Democratic Sen. Kamala Harris Jumps Into 2020 Race

WASHINGTON (Reuters) -

First-term Democratic Senator Kamala Harris of California, a rising party star and outspoken critic of President Donald Trump’s immigration policies, launched her 2020 campaign for the White House on Monday in an appearance on the ABC.

Harris, 54, the daughter of immigrants from Jamaica and India, enters the race with the potential advantage of being the Democratic candidate who looks most like the party’s increasingly diverse base of young, female and minority voters.

“Let’s do this, together. Let’s claim our future. For ourselves, for our children, and for our country,” Harris said in a campaign video that was released to coincide with her appearance on the ABC.
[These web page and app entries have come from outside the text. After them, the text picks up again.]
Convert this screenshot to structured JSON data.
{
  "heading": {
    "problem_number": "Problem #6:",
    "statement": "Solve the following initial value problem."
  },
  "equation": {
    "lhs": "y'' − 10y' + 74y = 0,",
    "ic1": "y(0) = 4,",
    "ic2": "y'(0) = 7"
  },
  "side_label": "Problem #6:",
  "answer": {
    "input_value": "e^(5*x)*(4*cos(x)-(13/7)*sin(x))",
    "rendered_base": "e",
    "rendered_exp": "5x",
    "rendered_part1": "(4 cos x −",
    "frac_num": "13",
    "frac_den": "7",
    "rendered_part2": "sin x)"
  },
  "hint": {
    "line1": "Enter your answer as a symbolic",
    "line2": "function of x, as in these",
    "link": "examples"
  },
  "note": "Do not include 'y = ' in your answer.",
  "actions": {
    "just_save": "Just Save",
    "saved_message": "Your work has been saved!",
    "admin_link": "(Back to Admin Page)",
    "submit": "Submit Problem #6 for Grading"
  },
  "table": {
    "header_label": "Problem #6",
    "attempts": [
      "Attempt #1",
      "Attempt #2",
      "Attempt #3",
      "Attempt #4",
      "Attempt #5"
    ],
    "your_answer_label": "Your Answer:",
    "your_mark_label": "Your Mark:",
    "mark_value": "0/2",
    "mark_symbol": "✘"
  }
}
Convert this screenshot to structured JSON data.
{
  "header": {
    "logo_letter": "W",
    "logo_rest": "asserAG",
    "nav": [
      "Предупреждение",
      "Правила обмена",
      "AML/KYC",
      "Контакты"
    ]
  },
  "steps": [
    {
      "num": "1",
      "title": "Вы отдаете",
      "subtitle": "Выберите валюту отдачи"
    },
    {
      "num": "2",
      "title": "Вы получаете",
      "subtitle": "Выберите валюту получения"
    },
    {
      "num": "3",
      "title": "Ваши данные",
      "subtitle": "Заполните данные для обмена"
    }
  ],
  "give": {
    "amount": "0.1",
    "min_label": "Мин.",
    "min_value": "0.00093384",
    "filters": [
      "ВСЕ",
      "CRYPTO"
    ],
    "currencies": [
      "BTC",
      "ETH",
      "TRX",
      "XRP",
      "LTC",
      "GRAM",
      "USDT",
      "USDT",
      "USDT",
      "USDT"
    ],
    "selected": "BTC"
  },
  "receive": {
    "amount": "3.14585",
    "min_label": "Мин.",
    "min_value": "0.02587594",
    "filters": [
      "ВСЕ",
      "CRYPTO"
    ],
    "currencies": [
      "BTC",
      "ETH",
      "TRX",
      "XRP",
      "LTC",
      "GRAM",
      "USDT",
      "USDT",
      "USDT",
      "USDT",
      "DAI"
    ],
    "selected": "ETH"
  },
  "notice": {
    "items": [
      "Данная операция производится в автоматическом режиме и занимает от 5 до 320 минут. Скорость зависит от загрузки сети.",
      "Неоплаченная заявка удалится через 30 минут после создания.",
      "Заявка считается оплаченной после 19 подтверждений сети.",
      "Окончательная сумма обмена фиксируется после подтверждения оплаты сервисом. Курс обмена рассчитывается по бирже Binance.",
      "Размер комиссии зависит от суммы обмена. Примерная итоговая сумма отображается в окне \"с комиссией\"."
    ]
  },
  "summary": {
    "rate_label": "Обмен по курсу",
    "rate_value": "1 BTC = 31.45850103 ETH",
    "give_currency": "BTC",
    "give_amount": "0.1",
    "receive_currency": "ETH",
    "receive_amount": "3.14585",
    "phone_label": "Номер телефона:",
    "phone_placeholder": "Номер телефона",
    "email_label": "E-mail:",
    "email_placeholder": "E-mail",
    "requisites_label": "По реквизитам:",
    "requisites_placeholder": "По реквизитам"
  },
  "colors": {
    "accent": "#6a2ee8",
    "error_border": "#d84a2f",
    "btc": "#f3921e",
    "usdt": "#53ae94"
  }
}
The announcement falls on Martin Luther King Jr. Day honoring the slain civil rights leader, and the day was selected as a reminder of the aspirational fight for progress, an aide said.

The former California state attorney general has become popular with liberal activists for her tough questioning of Trump administration appointees and officials, including Supreme Court nominee Brett Kavanaugh and former Attorney General Jeff Sessions, during Senate hearings.

Her campaign will focus on reducing the high cost of living with a middle-class tax credit, pursuing immigration and criminal justice changes and a Medicare-for-all healthcare system. She has said she will reject corporate political action committee money.

Harris’s campaign will be based in Baltimore, with a second office in Oakland, California. Her slogan will be “For the People,” in a nod to Harris’s roots as a prosecutor, aides said.

She will hold a launch rally in Oakland before the end of the month.

As one of the earliest congressional critics of President Donald Trump’s immigration policies, Harris has pushed hard for a deal to protect from deportation those immigrants who came to the country illegally as children, a group known as Dreamers.

Harris is the fifth Democrat to enter what is shaping up to be a crowded battle for the nomination to challenge Trump, the likely Republican candidate.

She and other Democrats will have to navigate the party’s debate about whether an establishment figure who can appeal to centrist voters or a fresh face who can energize its increasingly diverse and progressive base offers the best chance to beat Trump in 2020.

Harris, who made history in 2016 as the first black woman elected to the Senate from California, has embraced the party’s diversity ahead of a Democratic nominating campaign where minority voters and liberal activists are expected to have an outsized voice.

In the Senate, she has introduced a bill to give lower-income families cash payments and tax credits to help battle wage stagnation and rising housing costs, and has been a strong advocate of criminal justice reforms.

Harris launched a book tour in early January to promote a memoir, making a series of media appearances that helped bolster her visibility ahead of her campaign announcement.

Her campaign could be aided by the schedule for the state-by-state party nominating process that is scheduled to begin in February 2020.

The kickoff state of Iowa, which launched Barack Obama’s presidential bid in 2008, has a strong base of liberal activists, and the race will then quickly move to more diverse states such as Nevada and South Carolina. Her home state of California also has moved up its primary to increase its influence.

But political foes will pore over her record in California, where she has come under scrutiny for declining as attorney general to prosecute OneWest, the bank once headed by Treasury Secretary Steven Mnuchin, for alleged foreclosure violations.

Harris, who voted against Mnuchin’s confirmation as head of the Treasury, has said she “followed the facts” in declining to prosecute.